What to work on
Word for word, write the records out again, but omit each picture.

Supplied records
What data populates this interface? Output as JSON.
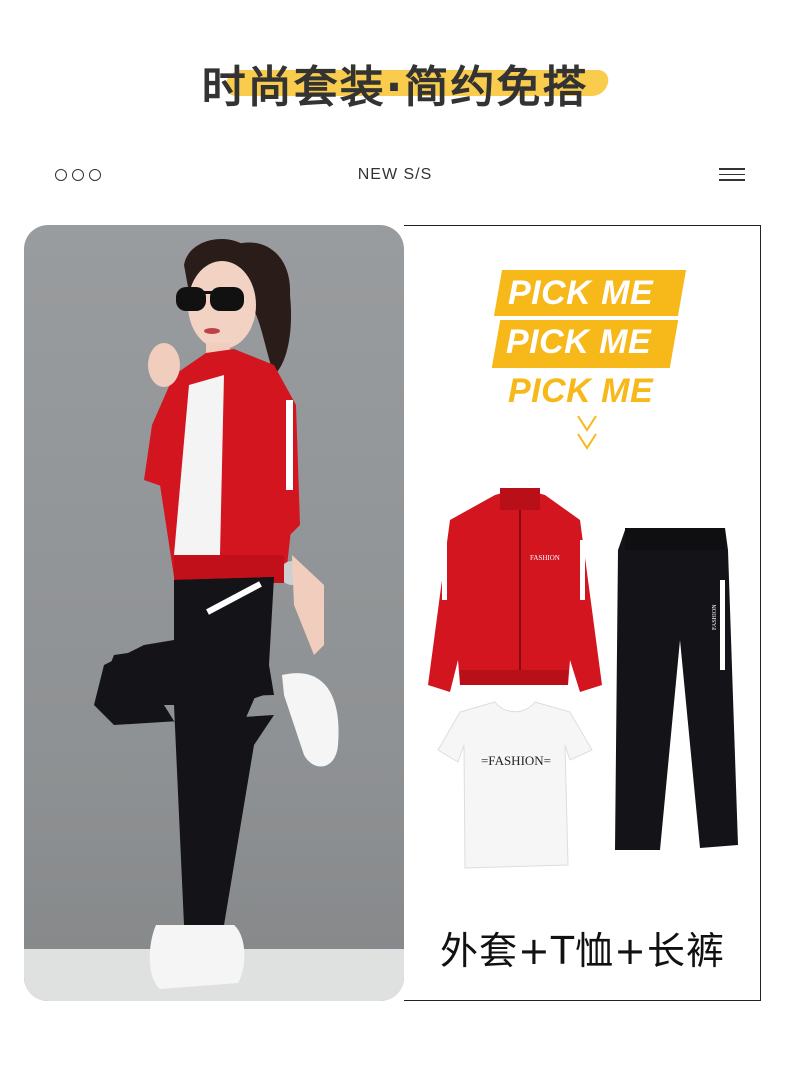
{
  "headline": "时尚套装·简约免搭",
  "topbar": {
    "left_icon": "three-circles-icon",
    "center_label": "NEW S/S",
    "right_icon": "hamburger-menu-icon"
  },
  "promo": {
    "lines": [
      "PICK ME",
      "PICK ME",
      "PICK ME"
    ],
    "chevron_icon": "double-chevron-down-icon"
  },
  "products": {
    "jacket_print": "FASHION",
    "tshirt_print": "=FASHION=",
    "pants_print": "FASHION",
    "caption": "外套+T恤+长裤"
  },
  "colors": {
    "accent_yellow": "#f7b81a",
    "jacket_red": "#d3151f",
    "pants_black": "#141418",
    "text_dark": "#333333"
  }
}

Output for this task
What data populates this interface? Output as JSON.
{
  "headline": "时尚套装·简约免搭",
  "topbar": {
    "left_icon": "three-circles-icon",
    "center_label": "NEW S/S",
    "right_icon": "hamburger-menu-icon"
  },
  "promo": {
    "lines": [
      "PICK ME",
      "PICK ME",
      "PICK ME"
    ],
    "chevron_icon": "double-chevron-down-icon"
  },
  "products": {
    "jacket_print": "FASHION",
    "tshirt_print": "=FASHION=",
    "pants_print": "FASHION",
    "caption": "外套+T恤+长裤"
  },
  "colors": {
    "accent_yellow": "#f7b81a",
    "jacket_red": "#d3151f",
    "pants_black": "#141418",
    "text_dark": "#333333"
  }
}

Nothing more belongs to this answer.